-- Task item --
Considering only lines that hold the word "SELECCIÓN", report how many there are in the listing below, as a single number.

-- Data under study --
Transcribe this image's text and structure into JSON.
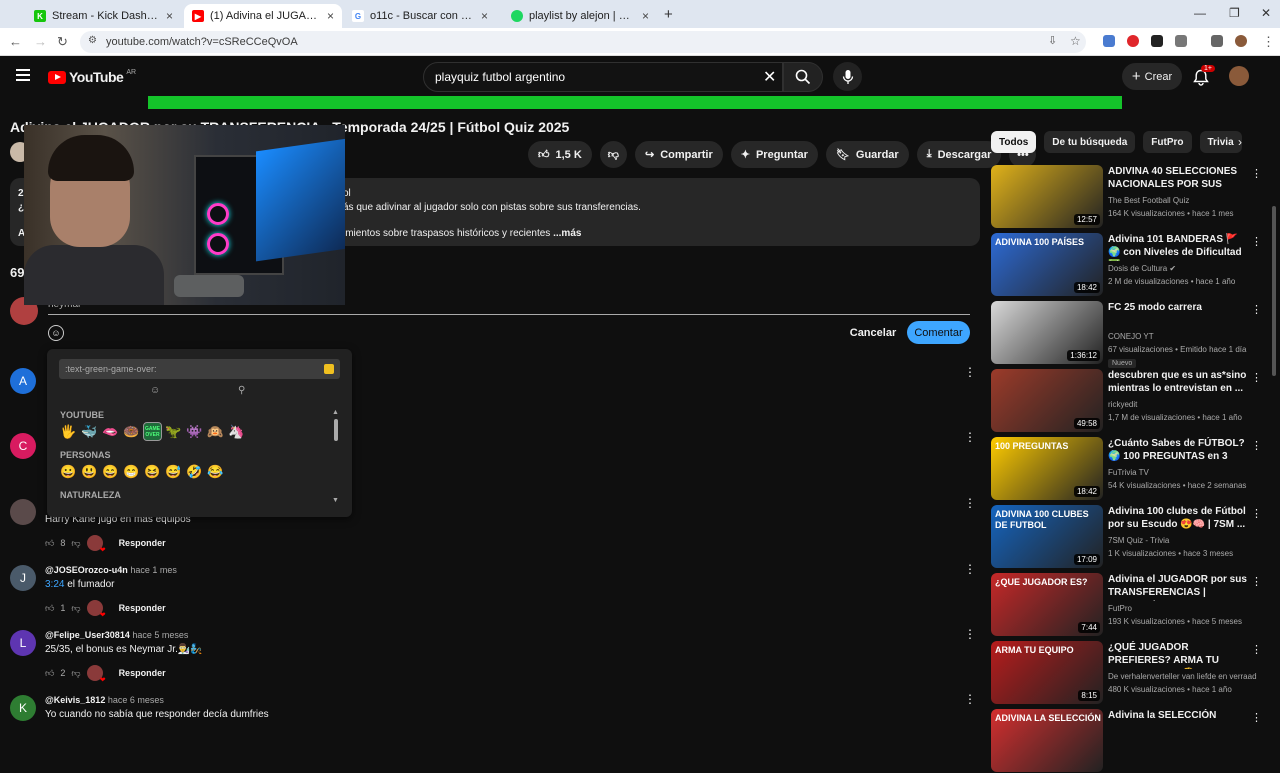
{
  "browser": {
    "tabs": [
      {
        "title": "Stream - Kick Dashboard",
        "favicon": "K"
      },
      {
        "title": "(1) Adivina el JUGADOR por su",
        "favicon": "▶"
      },
      {
        "title": "o11c - Buscar con Google",
        "favicon": "G"
      },
      {
        "title": "playlist by alejon | Spotify",
        "favicon": "●"
      }
    ],
    "url": "youtube.com/watch?v=cSReCCeQvOA"
  },
  "youtube": {
    "logo_word": "YouTube",
    "region": "AR",
    "search_query": "playquiz futbol argentino",
    "create_label": "Crear",
    "notif_count": "1+"
  },
  "video": {
    "title": "Adivina el JUGADOR por su TRANSFERENCIA - Temporada 24/25 | Fútbol Quiz 2025",
    "likes": "1,5 K",
    "share": "Compartir",
    "ask": "Preguntar",
    "save": "Guardar",
    "download": "Descargar",
    "desc_left": [
      "2",
      "¿",
      "A"
    ],
    "desc_frag1": "ol",
    "desc_line1": "ás que adivinar al jugador solo con pistas sobre sus transferencias.",
    "desc_line2": "imientos sobre traspasos históricos y recientes",
    "desc_more": "...más",
    "comment_count": "69"
  },
  "reply": {
    "text": "neymar",
    "cancel": "Cancelar",
    "submit": "Comentar"
  },
  "emoji_picker": {
    "search_text": ":text-green-game-over:",
    "section_youtube": "YOUTUBE",
    "section_personas": "PERSONAS",
    "section_naturaleza": "NATURALEZA",
    "youtube_emojis": [
      "🖐",
      "🐳",
      "🫦",
      "🍩",
      "GAME OVER",
      "🦖",
      "👾",
      "🙉",
      "🦄"
    ],
    "people_emojis": [
      "😀",
      "😃",
      "😄",
      "😁",
      "😆",
      "😅",
      "🤣",
      "😂"
    ]
  },
  "comments": [
    {
      "user": "@JOSEOrozco-u4n",
      "when": "hace 1 mes",
      "ts": "3:24",
      "text": " el fumador",
      "likes": "1",
      "avatar": "J",
      "color": "#4a5a6a"
    },
    {
      "user": "@Felipe_User30814",
      "when": "hace 5 meses",
      "ts": "",
      "text": "25/35, el bonus es Neymar Jr.👨‍🔬🧞",
      "likes": "2",
      "avatar": "L",
      "color": "#5e35b1"
    },
    {
      "user": "@Keivis_1812",
      "when": "hace 6 meses",
      "ts": "",
      "text": "Yo cuando no sabía que responder decía dumfries",
      "likes": "",
      "avatar": "K",
      "color": "#2e7d32"
    }
  ],
  "comment_partial": {
    "text": "Harry Kane jugo en más equipos",
    "likes": "8"
  },
  "reply_label": "Responder",
  "side_avatars": [
    "A",
    "C"
  ],
  "chips": [
    "Todos",
    "De tu búsqueda",
    "FutPro",
    "Trivia"
  ],
  "recommendations": [
    {
      "title": "ADIVINA 40 SELECCIONES NACIONALES POR SUS CLUBE...",
      "channel": "The Best Football Quiz",
      "meta": "164 K visualizaciones • hace 1 mes",
      "duration": "12:57",
      "color": "#e0b21a",
      "thumb_text": ""
    },
    {
      "title": "Adivina 101 BANDERAS 🚩🌍 con Niveles de Dificultad ✅-...",
      "channel": "Dosis de Cultura ✔",
      "meta": "2 M de visualizaciones • hace 1 año",
      "duration": "18:42",
      "color": "#2d6bd6",
      "thumb_text": "ADIVINA 100 PAÍSES"
    },
    {
      "title": "FC 25 modo carrera",
      "channel": "CONEJO YT",
      "meta": "67 visualizaciones • Emitido hace 1 día",
      "duration": "1:36:12",
      "color": "#d9d9d9",
      "thumb_text": "",
      "badge": "Nuevo"
    },
    {
      "title": "descubren que es un as*sino mientras lo entrevistan en ...",
      "channel": "rickyedit",
      "meta": "1,7 M de visualizaciones • hace 1 año",
      "duration": "49:58",
      "color": "#9c3b2a",
      "thumb_text": ""
    },
    {
      "title": "¿Cuánto Sabes de FÚTBOL? 🌍 100 PREGUNTAS en 3 NIVELE...",
      "channel": "FuTrivia TV",
      "meta": "54 K visualizaciones • hace 2 semanas",
      "duration": "18:42",
      "color": "#ffcc00",
      "thumb_text": "100 PREGUNTAS"
    },
    {
      "title": "Adivina 100 clubes de Fútbol por su Escudo 😍🧠 | 7SM ...",
      "channel": "7SM Quiz - Trivia",
      "meta": "1 K visualizaciones • hace 3 meses",
      "duration": "17:09",
      "color": "#1565c0",
      "thumb_text": "ADIVINA 100 CLUBES DE FUTBOL"
    },
    {
      "title": "Adivina el JUGADOR por sus TRANSFERENCIAS | Temporad...",
      "channel": "FutPro",
      "meta": "193 K visualizaciones • hace 5 meses",
      "duration": "7:44",
      "color": "#c62828",
      "thumb_text": "¿QUE JUGADOR ES?"
    },
    {
      "title": "¿QUÉ JUGADOR PREFIERES? ARMA TU EQUIPO IDEAL 🤔 ...",
      "channel": "De verhalenverteller van liefde en verraad",
      "meta": "480 K visualizaciones • hace 1 año",
      "duration": "8:15",
      "color": "#b71c1c",
      "thumb_text": "ARMA TU EQUIPO"
    },
    {
      "title": "Adivina la SELECCIÓN",
      "channel": "",
      "meta": "",
      "duration": "",
      "color": "#d32f2f",
      "thumb_text": "ADIVINA LA SELECCIÓN"
    }
  ]
}
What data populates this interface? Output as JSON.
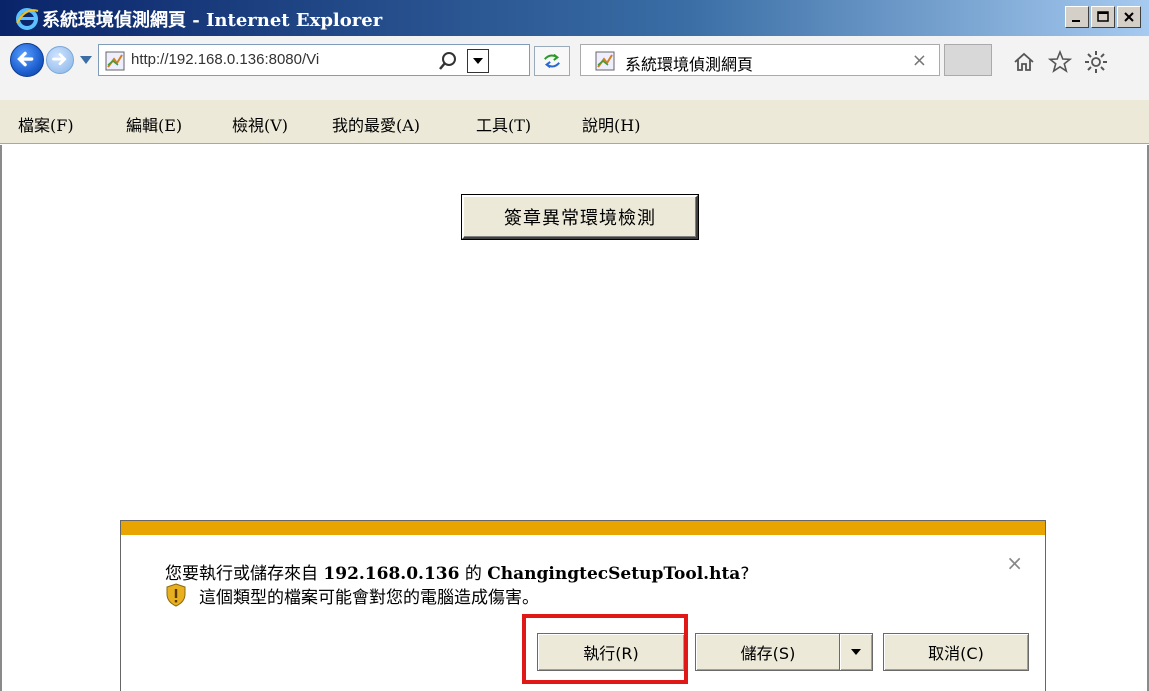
{
  "window": {
    "title": "系統環境偵測網頁 - Internet Explorer"
  },
  "navbar": {
    "address": "http://192.168.0.136:8080/Vi",
    "tab_title": "系統環境偵測網頁",
    "tab_close": "×"
  },
  "menu": [
    "檔案(F)",
    "編輯(E)",
    "檢視(V)",
    "我的最愛(A)",
    "工具(T)",
    "說明(H)"
  ],
  "page": {
    "button_label": "簽章異常環境檢測"
  },
  "download_bar": {
    "prompt_prefix": "您要執行或儲存來自 ",
    "host": "192.168.0.136",
    "prompt_mid": " 的 ",
    "filename": "ChangingtecSetupTool.hta",
    "prompt_suffix": "?",
    "warning": "這個類型的檔案可能會對您的電腦造成傷害。",
    "close": "×",
    "run_label": "執行(R)",
    "save_label": "儲存(S)",
    "cancel_label": "取消(C)",
    "accent_color": "#e8a400"
  },
  "highlight_color": "#e01818"
}
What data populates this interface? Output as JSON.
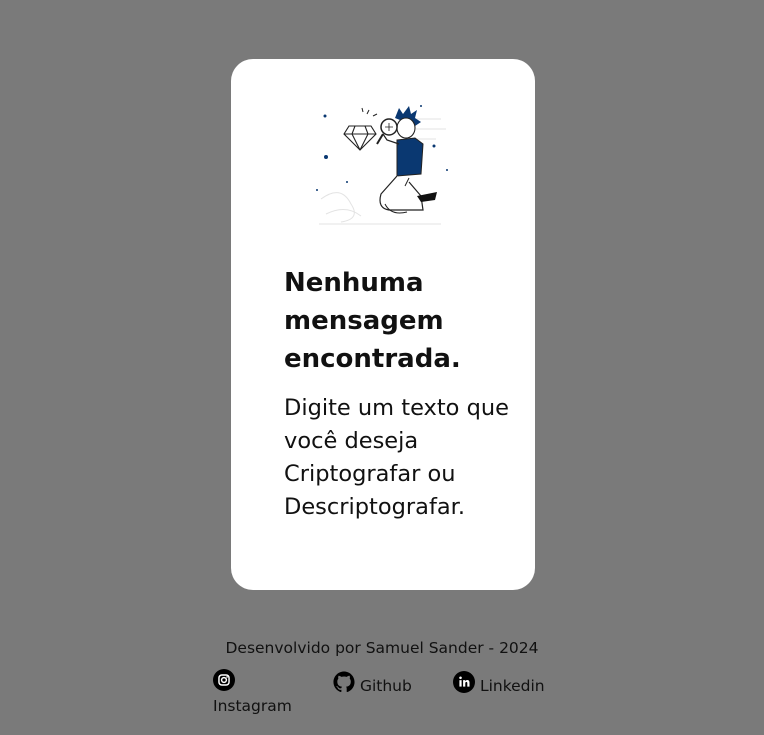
{
  "output_panel": {
    "title": "Nenhuma mensagem encontrada.",
    "description": "Digite um texto que você deseja Criptografar ou Descriptografar."
  },
  "footer": {
    "credit": "Desenvolvido por Samuel Sander - 2024",
    "links": {
      "instagram": "Instagram",
      "github": "Github",
      "linkedin": "Linkedin"
    }
  },
  "colors": {
    "background": "#7a7a7a",
    "card": "#ffffff",
    "accent": "#0a3871",
    "text": "#111111"
  },
  "icons": [
    "instagram-icon",
    "github-icon",
    "linkedin-icon"
  ]
}
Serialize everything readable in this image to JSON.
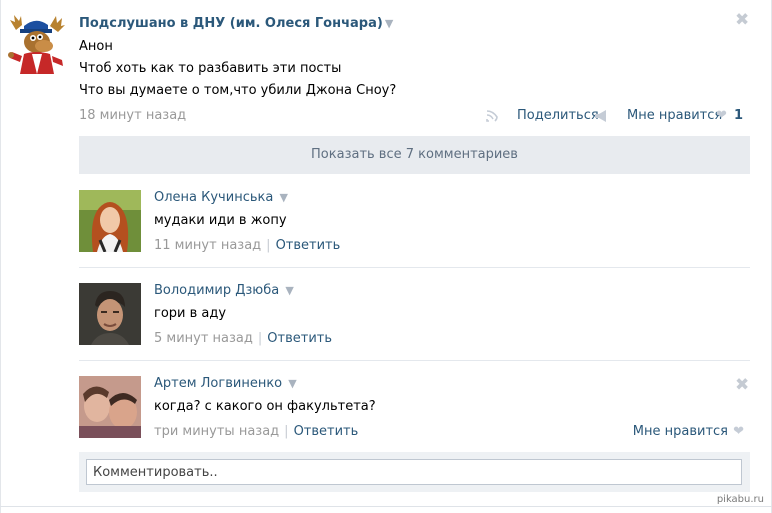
{
  "post": {
    "group_name": "Подслушано в ДНУ (им. Олеся Гончара)",
    "lines": [
      "Анон",
      "Чтоб хоть как то разбавить эти посты",
      "Что вы думаете о том,что убили Джона Сноу?"
    ],
    "time": "18 минут назад",
    "share_label": "Поделиться",
    "like_label": "Мне нравится",
    "like_count": "1"
  },
  "show_all_comments": "Показать все 7 комментариев",
  "comments": [
    {
      "author": "Олена Кучинська",
      "text": "мудаки иди в жопу",
      "time": "11 минут назад",
      "reply_label": "Ответить"
    },
    {
      "author": "Володимир Дзюба",
      "text": "гори в аду",
      "time": "5 минут назад",
      "reply_label": "Ответить"
    },
    {
      "author": "Артем Логвиненко",
      "text": "когда? с какого он факультета?",
      "time": "три минуты назад",
      "reply_label": "Ответить",
      "like_label": "Мне нравится"
    }
  ],
  "reply": {
    "placeholder": "Комментировать.."
  },
  "watermark": "pikabu.ru"
}
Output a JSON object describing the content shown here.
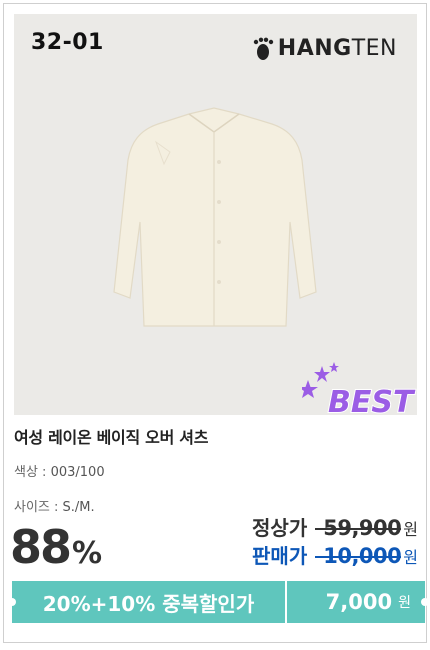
{
  "product": {
    "code": "32-01",
    "brand": "HANGTEN",
    "brand_bold": "HANG",
    "brand_light": "TEN",
    "badge": "BEST",
    "name": "여성 레이온 베이직 오버 셔츠",
    "color_label": "색상 :",
    "color_value": "003/100",
    "size_label": "사이즈 :",
    "size_value": "S./M."
  },
  "pricing": {
    "discount_number": "88",
    "discount_unit": "%",
    "regular_label": "정상가",
    "regular_price": "59,900",
    "regular_unit": "원",
    "sale_label": "판매가",
    "sale_price": "10,000",
    "sale_unit": "원"
  },
  "coupon": {
    "label": "20%+10% 중복할인가",
    "price": "7,000",
    "unit": "원"
  },
  "colors": {
    "accent_teal": "#5fc6bd",
    "sale_blue": "#0d57b7",
    "badge_purple": "#9b5de5"
  }
}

-- Answer for the task --
2